KINGSBURG – Dillon Morine may only be 10 years old but he’s become enough of a pumpkin expert to grow multiple varieties at his rural home outside of Kingsburg. Since Dillon’s pumpkin garden has been so prolific this year, he’s decided to open a pumpkin patch to the public.
“Before, we only grew 20 or 30 pumpkins but this year we used PVC pipe [to irrigate] and did 16 rows. We’re selling pumpkins to the community now and next year, we’re thinking about getting bigger,” Dillon said. “Instead of people having to go to Reedley, we have our pumpkin patch. We have free lemonade and popcorn and different kinds of pumpkins like the Marina Di Chioggias or our big gourds you can’t get in other places."
DM Farms is located at 393 N. 6th Ave., just south of the curve of Benecia and Sixth avenues near Abundant Harvest Organics. Visitors may purchase pumpkins and gourds or pet Sidney the rooster or the turkey, Turkey Lurkey, or the chickens on site. There are also free, pre-painted orange rocks available to decorate with jack-o-lantern faces.
Dillon first started growing pumpkins when his aunt Lea Peters Campbell shared some seeds with him in 2016. His first crop was sold to friends and family.
“My mom and I had a garden on the side of the house and we’d grow tomatoes. But when there was a drought, we didn’t have enough water and the plants kept drying out,” Dillon said.
His mother, Melody Morine, said her father-in-law, Dwayne Morine, helped by digging furrows for the garden this year. So with an irrigation trench dug and watering pipes connected to their well, Dillon said it was easier to water plants more efficiently.
“Dillon planted some squash plants, some peppers and tomatoes. He even grew a 35-pound watermelon. He just found a couple of plants at Home Depot and put them out here,” his mother said.
She showed one pumpkin that’s still growing in the garden where they’ve carved in a Thanksgiving greeting. As the pumpkin continues to grow, it will scar around the carving and make a unique offering for next year’s patch.
“We’ve been practicing our pumpkin scarring. You can scratch it while they’re still growing and it will scar up.”
Since this is Dillon’s third year in 4-H, he’s not only been learning about pumpkins, but about raising turkeys, chickens and pigs as well. He helped build the farm chicken coop and install fencing so the birds would have room to roam.
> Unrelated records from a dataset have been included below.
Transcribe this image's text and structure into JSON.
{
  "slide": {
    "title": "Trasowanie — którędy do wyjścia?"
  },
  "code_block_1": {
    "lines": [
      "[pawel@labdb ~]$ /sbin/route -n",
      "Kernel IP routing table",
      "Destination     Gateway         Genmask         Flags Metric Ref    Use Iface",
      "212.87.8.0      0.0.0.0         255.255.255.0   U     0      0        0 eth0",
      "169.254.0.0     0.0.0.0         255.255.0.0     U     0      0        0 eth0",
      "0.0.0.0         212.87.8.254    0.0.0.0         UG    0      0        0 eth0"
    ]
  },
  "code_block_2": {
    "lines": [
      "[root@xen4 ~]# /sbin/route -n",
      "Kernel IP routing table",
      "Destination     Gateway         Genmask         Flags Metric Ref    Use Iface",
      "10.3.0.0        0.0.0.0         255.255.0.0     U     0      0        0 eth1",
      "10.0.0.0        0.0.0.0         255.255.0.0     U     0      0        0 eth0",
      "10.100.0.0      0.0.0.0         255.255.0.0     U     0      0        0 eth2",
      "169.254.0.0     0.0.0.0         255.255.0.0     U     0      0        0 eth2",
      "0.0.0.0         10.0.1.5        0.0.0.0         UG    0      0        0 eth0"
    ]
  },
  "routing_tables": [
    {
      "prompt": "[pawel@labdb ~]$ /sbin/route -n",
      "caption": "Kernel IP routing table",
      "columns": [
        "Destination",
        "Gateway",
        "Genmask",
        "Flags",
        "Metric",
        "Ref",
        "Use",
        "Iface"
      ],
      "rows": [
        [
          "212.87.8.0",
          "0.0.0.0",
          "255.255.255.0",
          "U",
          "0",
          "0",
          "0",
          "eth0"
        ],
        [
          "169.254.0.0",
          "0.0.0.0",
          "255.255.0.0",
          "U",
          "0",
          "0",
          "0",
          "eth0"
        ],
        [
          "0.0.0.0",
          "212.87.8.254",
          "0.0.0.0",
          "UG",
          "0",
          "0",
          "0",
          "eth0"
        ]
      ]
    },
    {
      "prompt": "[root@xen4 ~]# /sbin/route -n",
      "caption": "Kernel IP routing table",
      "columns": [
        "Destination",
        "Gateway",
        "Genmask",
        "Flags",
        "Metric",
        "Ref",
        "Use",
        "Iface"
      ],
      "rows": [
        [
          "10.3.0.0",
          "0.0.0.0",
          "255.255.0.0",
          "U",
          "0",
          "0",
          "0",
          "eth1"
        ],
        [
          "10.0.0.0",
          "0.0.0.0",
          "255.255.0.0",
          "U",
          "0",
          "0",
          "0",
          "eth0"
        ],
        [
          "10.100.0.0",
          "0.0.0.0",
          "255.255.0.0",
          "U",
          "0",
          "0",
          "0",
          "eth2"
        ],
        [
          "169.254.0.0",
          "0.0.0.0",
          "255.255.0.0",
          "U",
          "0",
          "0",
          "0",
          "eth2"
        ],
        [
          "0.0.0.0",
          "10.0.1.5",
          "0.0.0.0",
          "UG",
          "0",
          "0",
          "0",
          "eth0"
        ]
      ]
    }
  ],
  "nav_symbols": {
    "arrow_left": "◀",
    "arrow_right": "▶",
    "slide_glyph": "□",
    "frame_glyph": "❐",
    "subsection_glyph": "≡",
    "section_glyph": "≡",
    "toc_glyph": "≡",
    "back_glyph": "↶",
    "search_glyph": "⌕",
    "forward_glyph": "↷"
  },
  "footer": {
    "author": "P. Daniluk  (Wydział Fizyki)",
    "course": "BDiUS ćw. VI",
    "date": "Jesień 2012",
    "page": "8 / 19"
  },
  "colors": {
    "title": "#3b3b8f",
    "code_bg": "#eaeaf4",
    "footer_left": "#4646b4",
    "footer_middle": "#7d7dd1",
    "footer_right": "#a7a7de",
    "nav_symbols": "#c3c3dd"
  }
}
“My mom did most of the work but I put up the side panels and screwed on the vents in the top. I feed chickens and turkeys whenever they need food. They eat a lot so we get five bags of food and the chickens eat one and the turkeys eat four.”
This year, Dillion entered Henry the turkey and two chickens at the Fresno Fair.
“My golden-laced Wyandotte Lacey got second place and the other got utility,” he said of one of his chickens whose legs turned out to be darker than what’s considered standard for the breed. “The turkey is still at the Fair and he got second place reserve champion.”
He also entered three of his pumpkins in the junior exhibits and one in the monstrosities. Dillon earned first place and a best-of-show ribbon for his Marina Di Chioggia pumpkin and third place for his Long Island Cheese pumpkin. His Marina Di Chioggia/Turks Turban cross pumpkin also received first place in the monstrosities division.
When Dillon’s not working on the farm, he’s busy with schoolwork as a fourth grader at Central Valley Home School. There he’s also taking ballet and guitar lessons. He’s also on the Kingsburg Lions Pee Wee football team and helps his grandparents Pat and Dwayne Morine with their grape vineyards or walnut orchards that neighbor their farm.
“I get to steer the tractor. I’ll drive around while grandpa uses a chainsaw attached to a walnut picker to cut the branches.”
Dillon’s also just learned how to drive the farm quad so he can move the larger pumpkins around more easily.
While visitors come to the pumpkin patch, Dillon shares what he’s learning about taking care of the animals and from the research he’s does for 4-H.
“He knew a lot about horticulture before joining that group and he loves explaining stuff,” his mother said. “He loves talking with people about what he does and how he raises his animals. He loves his animals. They’re like his best friends and he’ll spend hours with them.”
Dillon says that farm life is different than city life.
“When you’re on a farm, it’s not like in town where you have everything close by. But it’s nice when you’re out in the country; you can have chickens and turkeys and stuff.”
Since he’s just turned 10, he’s still deciding where he’ll wind up when he’s a grown up.
“I like in-town city kind of, too. In-town jobs get good pay and there’s more jobs in town. But I think I want to live in the country because we have more space to do stuff and drive off-road vehicles.”
The DM Farms pumpkin patch will stay open until the end of October, or until they run out of pumpkins. In the meantime, plans are already brewing for next year’s event.
“For next year, we’re looking at other pumpkin varieties and we’ll have to put in more water lines,” Morine said.